The Fed’s dots, fed funds futures and OIS all price a Fed on hold through 2022, with futures and OIS pricing a small chance of negative rates in 2021. The current 0.59% rate on 10-year Treasury debt implies an average real rate of -80 bp and inflation of 140 bp. Real rates have generally continued to fall and Implied inflation has continued to climb since mid-March. That should keep pressure on the yield curve to steepen from 2-year to 10-year and from 5-year to 30-year. So far, the steeping from 5-year to 30-year has outpaced the shorter part of the curve. This is a replay of the rate impact of previous episodes of QE.
The view in spreads
Portfolio balances at the Fed, banks, and money market funds have slipped since early May although lately fixed income ETFs and mutual funds have sizable amounts of money to spend.

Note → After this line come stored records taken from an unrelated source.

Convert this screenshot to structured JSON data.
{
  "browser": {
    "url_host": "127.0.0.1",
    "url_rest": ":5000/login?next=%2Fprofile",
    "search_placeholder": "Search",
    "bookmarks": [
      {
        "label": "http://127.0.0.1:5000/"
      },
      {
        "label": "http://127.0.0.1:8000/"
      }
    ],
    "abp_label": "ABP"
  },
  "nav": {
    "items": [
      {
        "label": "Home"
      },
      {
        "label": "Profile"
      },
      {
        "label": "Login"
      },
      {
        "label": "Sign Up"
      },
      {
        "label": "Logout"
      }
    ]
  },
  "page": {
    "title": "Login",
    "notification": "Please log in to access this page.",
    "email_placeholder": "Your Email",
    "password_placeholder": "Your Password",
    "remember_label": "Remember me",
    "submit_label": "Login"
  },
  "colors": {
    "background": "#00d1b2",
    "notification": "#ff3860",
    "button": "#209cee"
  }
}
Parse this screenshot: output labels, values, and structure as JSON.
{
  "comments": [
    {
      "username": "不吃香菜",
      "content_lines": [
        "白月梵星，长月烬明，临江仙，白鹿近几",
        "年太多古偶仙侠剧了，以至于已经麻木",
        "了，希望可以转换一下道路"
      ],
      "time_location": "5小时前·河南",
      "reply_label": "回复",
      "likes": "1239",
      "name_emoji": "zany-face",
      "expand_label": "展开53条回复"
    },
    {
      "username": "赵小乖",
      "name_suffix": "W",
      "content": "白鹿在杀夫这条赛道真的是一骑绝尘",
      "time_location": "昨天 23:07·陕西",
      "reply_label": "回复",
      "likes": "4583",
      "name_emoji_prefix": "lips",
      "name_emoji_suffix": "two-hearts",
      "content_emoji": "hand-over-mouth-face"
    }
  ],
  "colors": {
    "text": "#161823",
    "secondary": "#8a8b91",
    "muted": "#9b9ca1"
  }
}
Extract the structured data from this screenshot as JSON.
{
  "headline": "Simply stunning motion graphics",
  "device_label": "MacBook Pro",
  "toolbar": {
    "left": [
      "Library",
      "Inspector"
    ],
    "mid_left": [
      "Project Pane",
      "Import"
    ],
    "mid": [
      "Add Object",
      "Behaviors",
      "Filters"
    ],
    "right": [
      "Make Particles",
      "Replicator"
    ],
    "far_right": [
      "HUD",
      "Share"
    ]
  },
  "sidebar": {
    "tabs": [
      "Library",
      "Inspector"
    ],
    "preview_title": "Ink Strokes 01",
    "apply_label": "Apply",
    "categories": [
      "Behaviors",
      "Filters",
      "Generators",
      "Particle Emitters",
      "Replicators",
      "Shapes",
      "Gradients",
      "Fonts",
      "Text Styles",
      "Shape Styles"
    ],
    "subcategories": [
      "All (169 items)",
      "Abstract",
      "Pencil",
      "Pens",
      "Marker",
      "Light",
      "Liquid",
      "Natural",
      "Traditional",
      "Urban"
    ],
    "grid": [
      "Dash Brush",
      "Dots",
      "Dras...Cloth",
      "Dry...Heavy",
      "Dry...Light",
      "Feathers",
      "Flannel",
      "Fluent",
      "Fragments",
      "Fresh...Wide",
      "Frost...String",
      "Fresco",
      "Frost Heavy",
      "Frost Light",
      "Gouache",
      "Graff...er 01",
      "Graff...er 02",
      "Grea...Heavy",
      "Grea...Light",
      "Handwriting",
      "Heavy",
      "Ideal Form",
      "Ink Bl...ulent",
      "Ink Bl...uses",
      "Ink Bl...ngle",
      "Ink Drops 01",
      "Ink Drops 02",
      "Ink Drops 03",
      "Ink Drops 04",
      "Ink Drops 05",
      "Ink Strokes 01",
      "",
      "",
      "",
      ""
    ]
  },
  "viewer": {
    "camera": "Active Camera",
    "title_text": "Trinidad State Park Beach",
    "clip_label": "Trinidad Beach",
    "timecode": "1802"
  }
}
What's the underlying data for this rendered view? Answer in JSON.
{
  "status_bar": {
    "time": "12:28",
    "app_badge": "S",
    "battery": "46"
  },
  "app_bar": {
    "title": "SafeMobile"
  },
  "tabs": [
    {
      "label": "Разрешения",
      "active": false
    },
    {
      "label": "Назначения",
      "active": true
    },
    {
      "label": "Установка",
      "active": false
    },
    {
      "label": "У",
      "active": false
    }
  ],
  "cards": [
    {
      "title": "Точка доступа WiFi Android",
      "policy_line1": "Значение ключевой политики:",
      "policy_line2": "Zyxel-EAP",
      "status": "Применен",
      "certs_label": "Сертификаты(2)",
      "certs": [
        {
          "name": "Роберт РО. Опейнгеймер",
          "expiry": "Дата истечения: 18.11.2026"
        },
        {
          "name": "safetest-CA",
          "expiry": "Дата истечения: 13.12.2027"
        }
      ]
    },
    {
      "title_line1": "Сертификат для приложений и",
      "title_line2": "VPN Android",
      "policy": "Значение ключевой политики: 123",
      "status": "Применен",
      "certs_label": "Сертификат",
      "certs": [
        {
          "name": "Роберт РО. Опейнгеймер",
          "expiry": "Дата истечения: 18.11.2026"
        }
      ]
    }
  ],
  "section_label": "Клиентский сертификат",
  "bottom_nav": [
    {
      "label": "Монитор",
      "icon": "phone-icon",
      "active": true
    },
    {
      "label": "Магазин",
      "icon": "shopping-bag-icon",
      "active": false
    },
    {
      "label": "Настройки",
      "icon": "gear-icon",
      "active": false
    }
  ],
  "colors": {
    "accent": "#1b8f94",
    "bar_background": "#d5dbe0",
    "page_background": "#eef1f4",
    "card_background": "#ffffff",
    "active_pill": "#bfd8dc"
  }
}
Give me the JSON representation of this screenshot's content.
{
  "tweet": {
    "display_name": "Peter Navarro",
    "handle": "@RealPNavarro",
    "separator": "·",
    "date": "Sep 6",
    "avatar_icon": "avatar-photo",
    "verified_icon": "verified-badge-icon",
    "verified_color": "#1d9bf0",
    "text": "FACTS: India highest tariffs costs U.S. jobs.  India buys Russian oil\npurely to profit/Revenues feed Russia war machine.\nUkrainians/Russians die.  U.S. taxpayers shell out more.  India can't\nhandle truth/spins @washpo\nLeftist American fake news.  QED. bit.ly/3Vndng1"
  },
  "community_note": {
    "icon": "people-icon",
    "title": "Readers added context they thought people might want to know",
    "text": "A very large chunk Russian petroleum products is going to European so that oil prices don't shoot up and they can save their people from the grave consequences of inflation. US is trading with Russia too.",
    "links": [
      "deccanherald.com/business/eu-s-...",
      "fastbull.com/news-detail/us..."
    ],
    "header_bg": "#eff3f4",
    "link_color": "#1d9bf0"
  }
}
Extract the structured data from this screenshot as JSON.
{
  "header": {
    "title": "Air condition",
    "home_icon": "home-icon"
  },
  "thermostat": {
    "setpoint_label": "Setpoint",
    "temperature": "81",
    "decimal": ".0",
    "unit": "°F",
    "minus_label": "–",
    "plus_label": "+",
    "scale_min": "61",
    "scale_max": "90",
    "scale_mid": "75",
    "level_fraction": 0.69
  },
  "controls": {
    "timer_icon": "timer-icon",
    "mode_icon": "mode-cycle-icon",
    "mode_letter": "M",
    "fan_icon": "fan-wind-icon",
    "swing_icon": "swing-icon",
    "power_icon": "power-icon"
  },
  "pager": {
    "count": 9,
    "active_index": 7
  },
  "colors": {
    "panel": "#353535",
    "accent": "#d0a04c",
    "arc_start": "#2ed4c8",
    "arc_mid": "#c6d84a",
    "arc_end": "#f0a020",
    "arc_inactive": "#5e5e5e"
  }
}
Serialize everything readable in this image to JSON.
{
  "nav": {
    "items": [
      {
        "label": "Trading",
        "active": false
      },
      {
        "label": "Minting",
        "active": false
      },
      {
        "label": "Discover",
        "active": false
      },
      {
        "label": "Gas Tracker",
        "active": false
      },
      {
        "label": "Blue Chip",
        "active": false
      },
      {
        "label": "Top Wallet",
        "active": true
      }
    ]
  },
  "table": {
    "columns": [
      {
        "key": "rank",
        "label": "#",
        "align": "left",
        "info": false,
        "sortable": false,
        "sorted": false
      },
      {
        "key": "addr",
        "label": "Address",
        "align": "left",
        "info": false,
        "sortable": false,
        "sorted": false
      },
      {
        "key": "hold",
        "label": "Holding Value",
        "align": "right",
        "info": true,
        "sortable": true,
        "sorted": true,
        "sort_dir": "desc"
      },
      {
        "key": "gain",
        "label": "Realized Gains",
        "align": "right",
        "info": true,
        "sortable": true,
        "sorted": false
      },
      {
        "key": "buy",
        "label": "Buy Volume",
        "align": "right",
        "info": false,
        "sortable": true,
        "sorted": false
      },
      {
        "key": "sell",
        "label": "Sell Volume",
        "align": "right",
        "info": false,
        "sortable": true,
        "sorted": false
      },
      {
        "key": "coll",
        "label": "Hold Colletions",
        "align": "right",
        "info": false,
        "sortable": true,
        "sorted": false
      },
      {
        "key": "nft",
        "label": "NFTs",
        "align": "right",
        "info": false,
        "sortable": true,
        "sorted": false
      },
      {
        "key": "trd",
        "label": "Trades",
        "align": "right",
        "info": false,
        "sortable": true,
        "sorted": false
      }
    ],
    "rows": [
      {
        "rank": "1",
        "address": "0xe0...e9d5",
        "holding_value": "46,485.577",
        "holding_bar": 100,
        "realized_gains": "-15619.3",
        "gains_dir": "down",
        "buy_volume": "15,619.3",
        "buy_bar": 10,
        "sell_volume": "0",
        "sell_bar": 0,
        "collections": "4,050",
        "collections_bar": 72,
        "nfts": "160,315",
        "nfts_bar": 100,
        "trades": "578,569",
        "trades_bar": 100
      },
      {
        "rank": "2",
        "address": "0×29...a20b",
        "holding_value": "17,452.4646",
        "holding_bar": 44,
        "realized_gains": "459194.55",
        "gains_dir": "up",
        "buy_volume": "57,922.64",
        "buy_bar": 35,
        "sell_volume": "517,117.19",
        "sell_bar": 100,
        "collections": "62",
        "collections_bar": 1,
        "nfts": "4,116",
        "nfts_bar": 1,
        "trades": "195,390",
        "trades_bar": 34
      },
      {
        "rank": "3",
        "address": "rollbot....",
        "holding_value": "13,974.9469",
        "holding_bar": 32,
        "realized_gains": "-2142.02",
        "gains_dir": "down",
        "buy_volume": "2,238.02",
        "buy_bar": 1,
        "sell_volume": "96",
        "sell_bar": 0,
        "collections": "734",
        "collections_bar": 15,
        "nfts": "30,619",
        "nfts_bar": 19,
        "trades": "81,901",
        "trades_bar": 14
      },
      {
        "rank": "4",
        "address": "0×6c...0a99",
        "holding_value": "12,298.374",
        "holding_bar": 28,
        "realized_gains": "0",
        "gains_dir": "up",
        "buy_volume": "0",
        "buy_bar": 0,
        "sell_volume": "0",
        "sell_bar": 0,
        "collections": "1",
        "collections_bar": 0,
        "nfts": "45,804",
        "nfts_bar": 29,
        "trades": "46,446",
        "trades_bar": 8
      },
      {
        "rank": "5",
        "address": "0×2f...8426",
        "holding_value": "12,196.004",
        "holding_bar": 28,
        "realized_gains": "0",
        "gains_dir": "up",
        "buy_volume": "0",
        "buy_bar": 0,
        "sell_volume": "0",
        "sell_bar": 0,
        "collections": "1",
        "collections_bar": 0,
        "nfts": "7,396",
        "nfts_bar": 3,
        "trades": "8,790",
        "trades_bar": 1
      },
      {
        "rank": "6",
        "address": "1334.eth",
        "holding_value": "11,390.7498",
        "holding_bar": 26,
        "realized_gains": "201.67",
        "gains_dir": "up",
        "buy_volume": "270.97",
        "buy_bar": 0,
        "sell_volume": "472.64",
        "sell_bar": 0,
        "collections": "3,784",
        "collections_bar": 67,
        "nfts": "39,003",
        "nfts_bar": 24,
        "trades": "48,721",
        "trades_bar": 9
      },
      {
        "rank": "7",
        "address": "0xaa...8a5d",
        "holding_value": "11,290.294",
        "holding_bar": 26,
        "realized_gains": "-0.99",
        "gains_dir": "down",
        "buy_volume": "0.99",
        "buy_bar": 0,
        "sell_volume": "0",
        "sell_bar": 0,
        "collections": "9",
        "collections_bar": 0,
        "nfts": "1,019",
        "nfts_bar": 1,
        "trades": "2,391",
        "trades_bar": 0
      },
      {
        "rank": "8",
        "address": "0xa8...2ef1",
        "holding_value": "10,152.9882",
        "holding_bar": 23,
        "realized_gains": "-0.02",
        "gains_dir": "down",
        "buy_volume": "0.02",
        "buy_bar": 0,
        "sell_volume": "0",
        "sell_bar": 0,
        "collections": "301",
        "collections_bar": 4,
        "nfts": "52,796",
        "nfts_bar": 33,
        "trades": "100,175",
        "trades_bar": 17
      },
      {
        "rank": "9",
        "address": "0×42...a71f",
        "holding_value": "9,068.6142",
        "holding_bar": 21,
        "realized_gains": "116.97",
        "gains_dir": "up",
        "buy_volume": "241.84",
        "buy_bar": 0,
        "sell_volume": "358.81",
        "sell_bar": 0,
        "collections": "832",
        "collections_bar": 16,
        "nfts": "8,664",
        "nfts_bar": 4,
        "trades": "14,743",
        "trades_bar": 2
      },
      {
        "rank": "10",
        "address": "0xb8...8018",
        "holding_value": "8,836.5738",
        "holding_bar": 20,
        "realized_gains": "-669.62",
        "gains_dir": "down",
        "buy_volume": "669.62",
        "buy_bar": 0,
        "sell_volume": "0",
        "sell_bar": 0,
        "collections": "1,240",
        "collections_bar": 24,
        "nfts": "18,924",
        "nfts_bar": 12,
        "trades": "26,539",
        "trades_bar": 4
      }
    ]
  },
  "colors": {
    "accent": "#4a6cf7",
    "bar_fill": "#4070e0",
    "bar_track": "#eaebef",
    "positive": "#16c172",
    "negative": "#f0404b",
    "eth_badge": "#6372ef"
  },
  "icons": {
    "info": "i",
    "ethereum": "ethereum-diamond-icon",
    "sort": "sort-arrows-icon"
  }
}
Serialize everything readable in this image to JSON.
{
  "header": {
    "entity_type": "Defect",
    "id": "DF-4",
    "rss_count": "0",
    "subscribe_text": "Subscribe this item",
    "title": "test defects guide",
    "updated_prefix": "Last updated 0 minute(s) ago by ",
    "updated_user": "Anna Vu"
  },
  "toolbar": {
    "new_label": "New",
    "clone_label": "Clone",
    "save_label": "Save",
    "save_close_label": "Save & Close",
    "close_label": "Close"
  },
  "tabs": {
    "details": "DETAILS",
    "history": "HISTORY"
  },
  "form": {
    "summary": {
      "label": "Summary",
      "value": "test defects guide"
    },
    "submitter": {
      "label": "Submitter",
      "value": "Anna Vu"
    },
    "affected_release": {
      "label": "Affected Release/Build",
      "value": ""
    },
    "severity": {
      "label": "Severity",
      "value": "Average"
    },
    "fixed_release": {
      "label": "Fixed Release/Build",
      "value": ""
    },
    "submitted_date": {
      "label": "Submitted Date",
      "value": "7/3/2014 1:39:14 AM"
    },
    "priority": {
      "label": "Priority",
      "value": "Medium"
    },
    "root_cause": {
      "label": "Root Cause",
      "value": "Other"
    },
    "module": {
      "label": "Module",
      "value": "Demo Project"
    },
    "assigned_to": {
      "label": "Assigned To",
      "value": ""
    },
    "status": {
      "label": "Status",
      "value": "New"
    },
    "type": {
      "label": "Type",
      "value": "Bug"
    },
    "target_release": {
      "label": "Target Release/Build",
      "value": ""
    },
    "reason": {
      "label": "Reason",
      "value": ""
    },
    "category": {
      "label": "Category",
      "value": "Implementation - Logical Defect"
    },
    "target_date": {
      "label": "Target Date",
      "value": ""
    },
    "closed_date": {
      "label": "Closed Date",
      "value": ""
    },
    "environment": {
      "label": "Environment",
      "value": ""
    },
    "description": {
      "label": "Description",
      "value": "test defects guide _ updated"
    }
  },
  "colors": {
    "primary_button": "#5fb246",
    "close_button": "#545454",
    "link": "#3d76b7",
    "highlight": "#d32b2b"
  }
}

Demand from these quarters for high quality assets should keep squeezing spreads tighter. As spreads tighten in the highest quality assets, investors will have to move to the next tier of higher risk to get sufficient spread, but it is likely to happen. Spread compression across rating categories or credit quality is highly likely. There is fundamental risk in the most leveraged corporate balance sheets, and only there might spreads continue lagging the rest of the market.
The view in credit
The downside in leveraged credit outweighs the upside for now. Beyond the current uptick in Covid-19 in the US, the arrival of the school year in the next two months should create an important test of the ability to safely assemble people indoors. If that proves difficult, then potential productivity and growth should fall. Many investment grade companies have stockpiled enough cash to survive protracted slow growth, but highly leveraged companies and consumers are at risk. Prices on some sectors of leveraged loans, rating agency downgrades in leveraged loans and high yield and rising bank loan loss reserves signal a wave of distressed credit. Rising unemployment and delinquency rates in assets from MBS to auto loans show pressure on the consumer balance sheet. However, monetary and fiscal policies are both shoring up these fundamentals for now. The course of leveraged corporate and consumer credit also depends on renewal of CARES Act unemployment benefits and support for small businesses, along with moratoriums on eviction and foreclosure.